Many organizations aim to foster diversity and inclusion through formal talent development programs. However, this approach doesn’t help when it comes to the informal, unofficial interactions that drive office politics. Indeed, in our prior research, we found that successful career growth requires a mix of both formal and informal resources, and minority employees typically have less access to vital informal resources. To close this gap, organizations should provide mechanisms such as mentorship, sponsorship, and support networks to ensure women and ethnic minority employees have access not only to formal professional development tools, but also to the informal processes that are critical for growth.
3. Reframe politics positively.
In our interviews, we repeatedly heard from employees that they felt it would be distasteful, perhaps even morally repugnant, to engage in office politics. This assumption — that politics are, at best, a necessary evil — can be deeply ingrained, especially among people who are used to being left on the outside. But it is also an assumption that can be challenged: Our prior research found that people’s views on politics can change significantly as a result of their professional experience. As such, leaders should explicitly push back against the view that politics can only be used for self-gain, and instead reframe it as a tool that can help everyone build connections, access opportunities, and get things done. This means finding ways to highlight the value of political behaviors such as negotiation, influencing, and relationship-building at every level of the organization, as well as including political skills alongside other core competencies that are prioritized in professional development programs.

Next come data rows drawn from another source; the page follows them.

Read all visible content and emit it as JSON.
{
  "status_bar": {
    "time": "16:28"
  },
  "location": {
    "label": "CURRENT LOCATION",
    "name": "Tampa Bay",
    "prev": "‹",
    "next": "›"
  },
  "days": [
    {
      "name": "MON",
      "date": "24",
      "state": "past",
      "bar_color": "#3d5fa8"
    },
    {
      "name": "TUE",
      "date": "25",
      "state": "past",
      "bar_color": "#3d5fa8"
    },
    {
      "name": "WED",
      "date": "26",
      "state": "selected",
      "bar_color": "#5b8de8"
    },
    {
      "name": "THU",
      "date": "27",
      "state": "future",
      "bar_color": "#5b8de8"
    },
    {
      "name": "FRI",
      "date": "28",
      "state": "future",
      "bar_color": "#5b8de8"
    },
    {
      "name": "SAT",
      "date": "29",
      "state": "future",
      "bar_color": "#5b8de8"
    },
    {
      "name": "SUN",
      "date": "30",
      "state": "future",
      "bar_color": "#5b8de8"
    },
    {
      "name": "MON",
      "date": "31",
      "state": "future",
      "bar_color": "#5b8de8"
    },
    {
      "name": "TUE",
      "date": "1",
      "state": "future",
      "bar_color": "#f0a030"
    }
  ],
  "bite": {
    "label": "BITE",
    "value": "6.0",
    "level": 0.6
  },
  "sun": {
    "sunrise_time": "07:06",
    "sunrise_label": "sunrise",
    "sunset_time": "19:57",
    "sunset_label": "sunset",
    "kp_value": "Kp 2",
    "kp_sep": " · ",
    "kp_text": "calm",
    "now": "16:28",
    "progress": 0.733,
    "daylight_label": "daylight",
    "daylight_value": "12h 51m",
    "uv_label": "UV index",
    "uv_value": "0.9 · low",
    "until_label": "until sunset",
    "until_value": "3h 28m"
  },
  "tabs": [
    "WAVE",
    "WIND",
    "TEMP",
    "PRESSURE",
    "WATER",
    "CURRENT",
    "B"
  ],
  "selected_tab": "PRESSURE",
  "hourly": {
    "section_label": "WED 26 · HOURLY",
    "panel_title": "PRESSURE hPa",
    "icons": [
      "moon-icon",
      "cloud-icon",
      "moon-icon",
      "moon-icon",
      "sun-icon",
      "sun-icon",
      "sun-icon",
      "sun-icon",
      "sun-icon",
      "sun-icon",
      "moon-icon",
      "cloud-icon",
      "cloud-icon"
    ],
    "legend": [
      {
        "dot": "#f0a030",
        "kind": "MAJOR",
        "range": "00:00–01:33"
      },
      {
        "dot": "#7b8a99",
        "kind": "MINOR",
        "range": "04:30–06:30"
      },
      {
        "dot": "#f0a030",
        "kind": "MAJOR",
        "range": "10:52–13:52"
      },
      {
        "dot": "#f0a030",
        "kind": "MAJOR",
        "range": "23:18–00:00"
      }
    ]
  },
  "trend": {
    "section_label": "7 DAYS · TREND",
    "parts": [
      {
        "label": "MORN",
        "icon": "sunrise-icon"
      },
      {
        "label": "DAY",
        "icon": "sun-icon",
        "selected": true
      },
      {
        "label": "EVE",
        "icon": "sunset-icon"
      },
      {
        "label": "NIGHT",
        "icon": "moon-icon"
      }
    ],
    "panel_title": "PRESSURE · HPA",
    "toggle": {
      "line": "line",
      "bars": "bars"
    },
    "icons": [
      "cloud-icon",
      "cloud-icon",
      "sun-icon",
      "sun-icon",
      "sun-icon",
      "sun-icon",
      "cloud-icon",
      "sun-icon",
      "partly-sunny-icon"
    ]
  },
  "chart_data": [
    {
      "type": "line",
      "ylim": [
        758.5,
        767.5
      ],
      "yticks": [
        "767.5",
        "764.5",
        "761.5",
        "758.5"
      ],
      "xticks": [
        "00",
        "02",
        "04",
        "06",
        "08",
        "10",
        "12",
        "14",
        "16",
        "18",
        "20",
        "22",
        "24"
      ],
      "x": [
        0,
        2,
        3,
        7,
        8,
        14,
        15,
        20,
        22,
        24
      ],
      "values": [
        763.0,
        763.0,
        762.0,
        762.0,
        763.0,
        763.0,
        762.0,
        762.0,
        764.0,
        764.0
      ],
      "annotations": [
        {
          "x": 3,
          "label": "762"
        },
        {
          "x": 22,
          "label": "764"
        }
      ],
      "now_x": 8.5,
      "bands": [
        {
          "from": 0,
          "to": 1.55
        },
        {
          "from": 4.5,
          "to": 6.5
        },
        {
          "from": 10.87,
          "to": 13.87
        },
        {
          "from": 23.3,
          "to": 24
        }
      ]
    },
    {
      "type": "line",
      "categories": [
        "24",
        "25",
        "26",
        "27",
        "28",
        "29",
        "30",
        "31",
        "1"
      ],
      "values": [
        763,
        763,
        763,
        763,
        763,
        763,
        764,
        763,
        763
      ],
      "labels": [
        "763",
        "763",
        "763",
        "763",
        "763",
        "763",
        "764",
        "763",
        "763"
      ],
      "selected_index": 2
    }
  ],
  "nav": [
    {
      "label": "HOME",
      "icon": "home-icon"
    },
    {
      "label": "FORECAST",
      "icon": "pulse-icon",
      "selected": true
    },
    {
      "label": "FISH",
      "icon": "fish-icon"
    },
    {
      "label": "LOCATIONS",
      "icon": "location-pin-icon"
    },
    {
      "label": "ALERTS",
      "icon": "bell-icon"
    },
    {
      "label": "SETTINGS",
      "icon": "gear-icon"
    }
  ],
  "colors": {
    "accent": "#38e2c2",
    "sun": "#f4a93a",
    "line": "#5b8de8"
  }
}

4. Leverage politics to drive inclusion.
All too often, politics are seen as a system that’s designed to keep power with those who have it, and exclude those who don’t. But what if we instead used politics to disrupt entrenched inequalities? There’s no denying that managers play a key role in gatekeeping the political arena, but that also means they’re in the perfect position to encourage fairness rather than favoritism. Organizations should train managers and senior leaders to share their political know-how and leverage their political power across racial and gender lines. For instance, well-respected sponsors can be encouraged to get involved in leadership development programs specifically designed to support women and ethnic minority employees. This both improves employees’ access to senior leaders’ networks, and helps the sponsors better understand the barriers different employees face. They can then use these insights (alongside their political savvy) to advocate for their proteges and come up with more-effective strategies to address obstacles facing employees across the organization.
5. Share success stories.
It’s easy to look past the details of the journey once someone has made it to the top. To normalize politics as a typical component of a professional success story, organizations should formally and informally encourage employees who have “made it” to share their stories — and emphasize examples of times when they benefited from a helping hand, or leveraged inside information and relationships to get ahead or be more effective in their roles. Publicly sharing these experiences helps employees at any level envision a path forward for themselves in which politics plays a positive role.
Office politics has long served as a mechanism for exclusion — but it doesn’t have to. While the negative impact of toxic politics on ethnic minorities and women in the workplace is well known, our research shows that it is possible to build inclusive political cultures, in which politics are instead leveraged for common good. With a thoughtful, inclusive approach, organizations can help all their employees engage and reap the benefits of office politics.
Copyright 2022 Harvard Business School Publishing Corporation. Distributed by The New York Times Syndicate.